India's Supreme Court's 'power grab' tarnishes democracy
The court should exercise restraint and confine its decisions to areas where it has authority.
The world's most activist court - the Indian Supreme Court - has exceeded the boundaries of its powers again in ordering Karnataka Chief Minister Yeddyurappa to prove his majority via a floor test. Friday's order - after theatrical hearings past midnight earlier, more suited to an extreme national emergency - marks another milestone in the Court's power grab. It has a long record of legislating on all manner of matters reserved by the constitution to Parliament - typically with public approval because of political ineptitude. It is not clear that this taking over of powers expressly conferred on the Governor of the state will win it much acclaim because the governor was exercising his powers lawfully.
The order is a clear violation of the principle of separation of powers and checks and balances. The Supreme Court is a coequal branch of government - not superior to the Executive and Legislative branches under the constitution. So, where does it get its authority to issue such an order?
First, a recap on what the SC ordered. First, it reversed the Governor's decision and ordered a very short-time frame of two days for the BJP to prove its majority. Second, it barred the Governor from nominating any member from the Anglo-Indian community as a member of the House. Third, it mandated Yeddyurappa not to take any major policy decisions until his majority is established. And finally, it ordered the Director General of Police to provide adequate security measures for holding the vote.

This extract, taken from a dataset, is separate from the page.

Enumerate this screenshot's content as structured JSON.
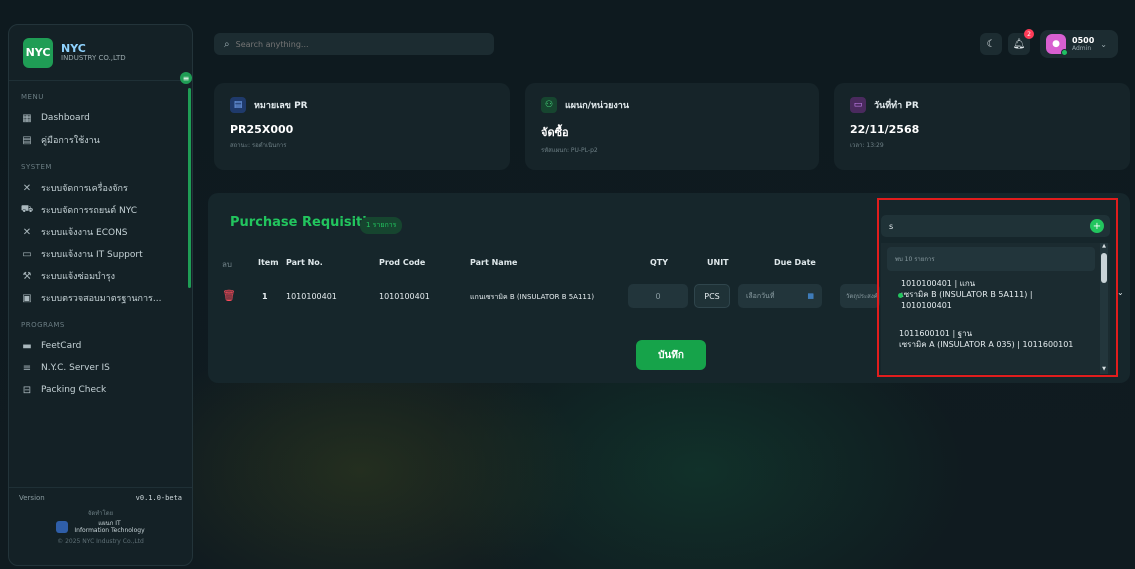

The problem is that the Supreme Court does not have the power to make these orders under the Indian constitution. The power to summon the House is specifically conferred on the Governor and not the Supreme Court under article 174: "The Governor shall from time to time summon the House or each House of the Legislature of the State to meet at such time and place as he thinks fit ."
In contexts involving the convening of the legislature to prove a chief minister's majority, the Punchhi Commission on Centre-State Relations' 2010 report endorsed the Sarkaria Commission's previously articulated view of constitutional requirements. The 2010 report stated that the Governor should "advise the Chief Minister to summon the Assembly as early as possible." In the event that the CM does not act on the Governor's advice, "the Governor may, summon the Assembly for specific purpose of testing the majority of the Ministry."
The 2010 report also endorses the Sarkaria Commission's view on the time-frame for convening the House for proving majority: "The Assembly should be summoned to meet early within a reasonable time. What is 'reasonable' will depend on the circumstances of each case. Generally, a period of 30 days will be reasonable, unless there is very urgent business to be transacted ."
Clearly, these are powers vested in the Governor of a state. He alone can summon the Assembly and determine what time is reasonable for a chief minister to prove his majority. The two commissions on centre-state relations seemed to indicate a much longer timeframe than two days and they were not oblivious to the possibilities for horse-trading. They recognised that determining when to convene the house entailed discretion reserved to the governor.
Notably, the 2010 report does not envisage a role for the Supreme Court in government formation even in situations involving a hung assembly.
This is not surprising - it merely echoes the fact that the Supreme Court has not been provided with a say in government formation under our constitution. That is for good reason - the power to appoint a chief minister is specifically conferred on the political branches of government. For the Supreme Court to ignore the clearly demarcated zones of constitutional power and encroach on areas where it has been specifically excluded is an ultra vires act.
The court should exercise restraint and confine its decisions to areas where it has authority. It should remember that in a system based on the rule of law, it can only act under the authority of law. In other words, going where specific authority has not been conferred is extra-legal. It is disrespectful of the other co-equal branches and violates the constitution.
Sandeep Gopalan is the pro vice-chancellor for academic innovation and a professor of law at Deakin University